But when I get the people to bring in their social security statement that they get, or that they go online and print it off from their own social security account that they have online. When they bring in that statement, and we flip to the inside third page of that, where it shows where the amount that the employee paid in, the amount that the employer paid in total over their working career. And now we take their benefit, and let’s just say we average it out for 20 years, that they’re going to be taken a benefit. And when they see that the amount that they’re going to get paid back to them, it’s usually two or three times the amount that was paid in total on their behalf. And of that that was paid in, only half of it was out of their pocket. The other half was from their employer.

Nate Kreinbrink:
So when they actually see that, that they’re going to get roughly three times the amount back.

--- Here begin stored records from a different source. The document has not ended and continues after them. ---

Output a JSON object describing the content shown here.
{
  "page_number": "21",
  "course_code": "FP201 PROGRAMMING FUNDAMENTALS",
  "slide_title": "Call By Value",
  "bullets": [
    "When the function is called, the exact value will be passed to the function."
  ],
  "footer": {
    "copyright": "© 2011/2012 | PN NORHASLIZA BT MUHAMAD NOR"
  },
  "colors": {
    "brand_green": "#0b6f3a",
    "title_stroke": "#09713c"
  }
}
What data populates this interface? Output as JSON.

I think that that old adage, and the people’s argument to say, “I need to take it early to get my money back”, definitely they see that it doesn’t hold true, and that they’re going to be fine.

James Nelson:
Yeah.

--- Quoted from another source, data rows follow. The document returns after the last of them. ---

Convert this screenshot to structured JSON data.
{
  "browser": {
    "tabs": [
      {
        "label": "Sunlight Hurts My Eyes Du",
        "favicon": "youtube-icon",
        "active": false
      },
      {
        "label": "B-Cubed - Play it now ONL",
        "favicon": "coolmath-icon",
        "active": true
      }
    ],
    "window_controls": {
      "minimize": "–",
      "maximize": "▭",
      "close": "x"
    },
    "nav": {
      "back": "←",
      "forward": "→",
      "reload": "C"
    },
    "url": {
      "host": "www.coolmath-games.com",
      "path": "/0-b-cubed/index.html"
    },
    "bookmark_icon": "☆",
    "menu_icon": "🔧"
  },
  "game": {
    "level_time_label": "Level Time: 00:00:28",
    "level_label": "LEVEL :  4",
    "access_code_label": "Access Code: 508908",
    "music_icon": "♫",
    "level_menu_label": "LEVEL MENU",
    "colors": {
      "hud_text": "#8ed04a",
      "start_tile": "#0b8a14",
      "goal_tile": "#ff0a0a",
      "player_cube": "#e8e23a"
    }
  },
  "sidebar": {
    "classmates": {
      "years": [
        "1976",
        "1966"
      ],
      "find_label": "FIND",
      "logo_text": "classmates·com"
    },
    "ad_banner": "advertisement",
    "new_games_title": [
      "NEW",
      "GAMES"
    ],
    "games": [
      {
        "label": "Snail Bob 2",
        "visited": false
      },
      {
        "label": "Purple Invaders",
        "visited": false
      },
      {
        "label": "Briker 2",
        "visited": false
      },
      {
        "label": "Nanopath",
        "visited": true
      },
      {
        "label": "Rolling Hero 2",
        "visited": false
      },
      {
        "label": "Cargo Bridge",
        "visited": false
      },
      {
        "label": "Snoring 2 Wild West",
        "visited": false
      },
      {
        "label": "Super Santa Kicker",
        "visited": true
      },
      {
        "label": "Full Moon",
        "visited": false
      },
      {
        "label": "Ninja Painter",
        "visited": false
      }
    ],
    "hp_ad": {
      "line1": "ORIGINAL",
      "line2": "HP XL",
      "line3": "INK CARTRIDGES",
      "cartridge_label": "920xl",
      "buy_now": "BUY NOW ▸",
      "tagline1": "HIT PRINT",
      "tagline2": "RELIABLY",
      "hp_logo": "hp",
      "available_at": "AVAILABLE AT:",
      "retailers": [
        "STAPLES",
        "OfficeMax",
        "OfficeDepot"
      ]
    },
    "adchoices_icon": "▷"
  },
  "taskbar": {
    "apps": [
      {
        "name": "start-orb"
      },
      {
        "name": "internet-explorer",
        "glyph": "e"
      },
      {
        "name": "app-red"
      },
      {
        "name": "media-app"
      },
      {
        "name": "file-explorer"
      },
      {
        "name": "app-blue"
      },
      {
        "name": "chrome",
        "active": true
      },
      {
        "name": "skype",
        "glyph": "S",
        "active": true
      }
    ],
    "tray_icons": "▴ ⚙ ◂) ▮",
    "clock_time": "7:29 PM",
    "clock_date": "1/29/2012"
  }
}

Nate Kreinbrink:
So now we just got to make the educated decision, the best overall decision, not only for us, but as James mentioned too, a couple of times, is for a surviving spouse. When you’re married, and one of you unfortunately pass away, one of your social security benefits is done. The lower social security benefit is going to be gone. And whatever benefit between the husband and wife had, that’s the larger benefit that’s going to continue on to the surviving spouse.

Nate Kreinbrink:
So again, for instance, if it’s a husband and wife, husband worked, has a little larger benefit than what the wife does, husband passes away, the wife’s benefit goes away. The husband’s benefit who had passed away now switches over to the wife and that’s the benefit that she continues on for the rest of her life.

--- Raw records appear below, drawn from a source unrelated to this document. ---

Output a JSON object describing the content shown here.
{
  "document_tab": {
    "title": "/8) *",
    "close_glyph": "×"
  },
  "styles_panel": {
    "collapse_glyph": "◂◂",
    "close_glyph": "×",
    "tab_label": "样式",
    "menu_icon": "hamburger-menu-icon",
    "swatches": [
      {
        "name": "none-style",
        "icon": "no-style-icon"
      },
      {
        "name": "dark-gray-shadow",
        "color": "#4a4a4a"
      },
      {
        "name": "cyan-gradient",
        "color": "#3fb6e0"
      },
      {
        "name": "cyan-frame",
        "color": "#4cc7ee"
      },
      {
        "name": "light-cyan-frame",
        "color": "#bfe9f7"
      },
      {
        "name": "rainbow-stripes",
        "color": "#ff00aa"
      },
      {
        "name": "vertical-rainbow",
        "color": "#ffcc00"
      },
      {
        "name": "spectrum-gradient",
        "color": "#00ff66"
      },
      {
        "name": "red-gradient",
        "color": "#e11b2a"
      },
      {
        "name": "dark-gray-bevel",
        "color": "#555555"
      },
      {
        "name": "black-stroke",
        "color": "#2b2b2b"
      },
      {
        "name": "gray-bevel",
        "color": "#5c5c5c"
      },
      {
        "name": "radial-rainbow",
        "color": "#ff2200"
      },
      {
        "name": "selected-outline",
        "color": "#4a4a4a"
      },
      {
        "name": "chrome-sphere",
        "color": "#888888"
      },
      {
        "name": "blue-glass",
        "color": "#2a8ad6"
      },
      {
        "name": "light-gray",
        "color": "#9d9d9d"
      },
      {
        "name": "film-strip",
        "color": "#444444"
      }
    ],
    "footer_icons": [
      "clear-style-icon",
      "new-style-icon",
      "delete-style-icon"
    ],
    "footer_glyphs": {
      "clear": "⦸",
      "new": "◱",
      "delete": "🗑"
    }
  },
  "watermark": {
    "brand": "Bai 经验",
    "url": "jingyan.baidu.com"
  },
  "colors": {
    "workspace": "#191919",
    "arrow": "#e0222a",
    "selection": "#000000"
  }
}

James Nelson:
Right.

Nate Kreinbrink:
So again, when we look at these decisions, we want have some protection for any surviving spouse should they ever it when they come in. So again, all important decisions, things that need to be made and done, right. You can’t really go back and redo these decisions with social security once you make them. So we want to make sure that we get them right from the get go, and understand all the options that are out there.

James Nelson:
Yeah. So if there’s any questions, please feel free to give us a call, come down, we got great software that illustrates this. It’s a pretty short appointment, pretty straight forward and I think it’s worth everybody’s time.

Nate Kreinbrink:
It does. And like I said, we do have a workshop down at Saint Ambrose tomorrow. We are going to be having one in our office coming up in November. If you would like more information, and possibly wanting to attend that, please call our office. And we can get you some more information about when that is, and then get you there just to start getting that information. So did want to mention real quick that every Friday, NelsonCorp Wealth Management is wearing jeans for charity. Money raised in the month of October will be donated to the special Olympics of Eastern Iowa. Again, this is Nate and James with NelsonCorp Wealth Management, bringing you this week’s Financial Focus. Thanks for tuning in and have a great rest of your week.

Announcer:
Financial focus is a production of NelsonCorp Wealth Management in Clinton and Davenport. The opinions voiced in this show are for general information only, and are not intended to provide specific advice, or recommendations for any individual. Any indices mentioned are unmanaged and cannot be invested into directly. Registered representatives. Securities offered through Cambridge Investment Research, Inc., a Broker/Dealer, Member FINRA/SIPC. Investment Advisor Representative, Cambridge Investment Research Advisors, Inc., a Registered Investment Advisor. Cambridge and NelsonCorp Wealth Management are not affiliated. Cambridge does not offer tax advice. For more information, visit our website at www.nelsoncorp.com.

Back to all TV & Radio